In the fully reclined position, the hard points in the seat back were not as prominent, so I did manage some sleep. The food on this flight, the longest of the four I took with Etihad, wasn't great. I thought I was playing it safe by ordering the mezze again (that's not as boring as it sounds, two weeks had passed since I arrived in Japan), but the offering on this flight was a poor shaow of that served on the outbound sectors, while the steak main was tough and tastless.
We seemed to be the first arrival into Abu Dhabi, so breezed through security before dawn and into an empty lounge. I arranged to have a shower and a shoulder massage. As in London, the spa treatment was excellent. In the time remaining before my final flight back to London, I tried to catch up on news and such like, but the lounge wifi is so slow as to be useless.
My heart sank when, walking to the gate, I realised that the onward flight was aboard the same, tired, aircraft I'd just arrived on. Thankfully, I was in a different seat that was in much better shape.
From the outset, the service onthis flight was excellent, a vast improvement on the crew that brought us from Sydney. Indeed, things started terrifically on the ground as the Champagne was poured with an "apology"; the (non-vintage) Mumm on the wine list was out of stock, so they were serving Veuve Cliquot Vintage Reserve from the first class selection. The food, however, wasn't great, a fact the crew seemed aware of - the lady serving me, without directly criticising any of the food, very diplomatically guided me away from some of the options on the menu. I should have paid more attention later on when, despite the polite grimace from the stewardess, I ordered the duck main course for lunch - it was predictably hateful
Let's give Etihad the benefit of the doubt and say that the chaos in Sydney was a function of Christmas travel and that the badly worn seat was an anomoly which will be eliminated as the new business class is fitted across the fleet. All things considered, they offer a business class seat that's comfier than most at a competitive price. Service with the odd exception, is great, but it's efficient and Abu Dhabi is also a reasonable airport to connect in.

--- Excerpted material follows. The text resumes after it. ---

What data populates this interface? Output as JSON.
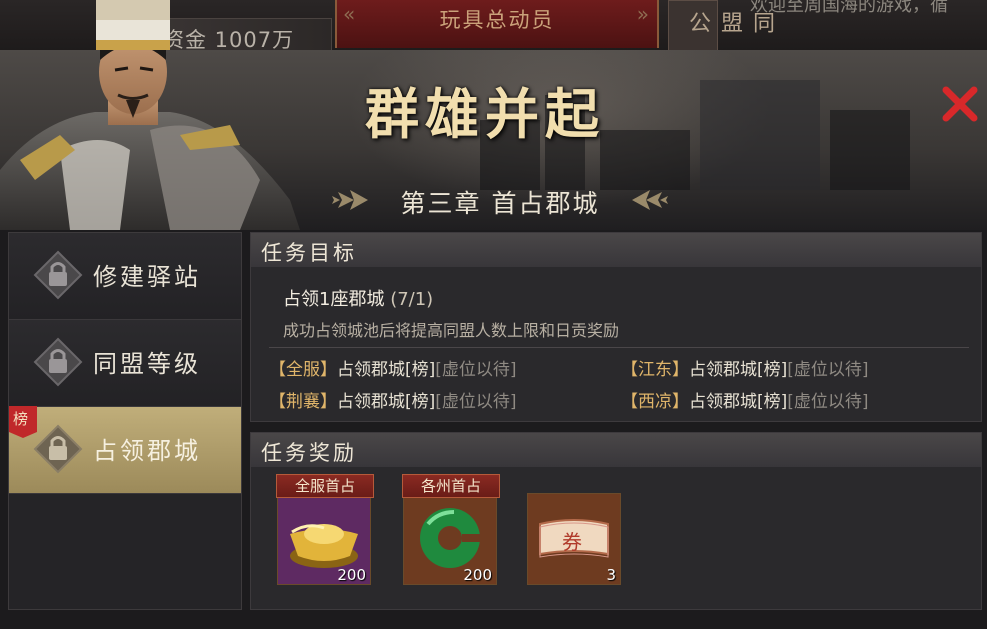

If I was going to Australia again and they were still competitive on price and timings, would I fly with them? Probably, yes. Are Etihad, as they advertise, one of the world's leading airlines? Absolutely not.
While some aspects of the experience were excellent, notably the ground service at Heathrow and both spa treatments, there's just too much inconsistency in the quality of the onboard service and food, as well as small things (e.g., lounge wifi) that should be easily fixed. And yes, I know that picking holes in business class flights is the very definition of a non-problem, all I'm tryng to do is offer an accurate picture of the reality behind Etihad's PR.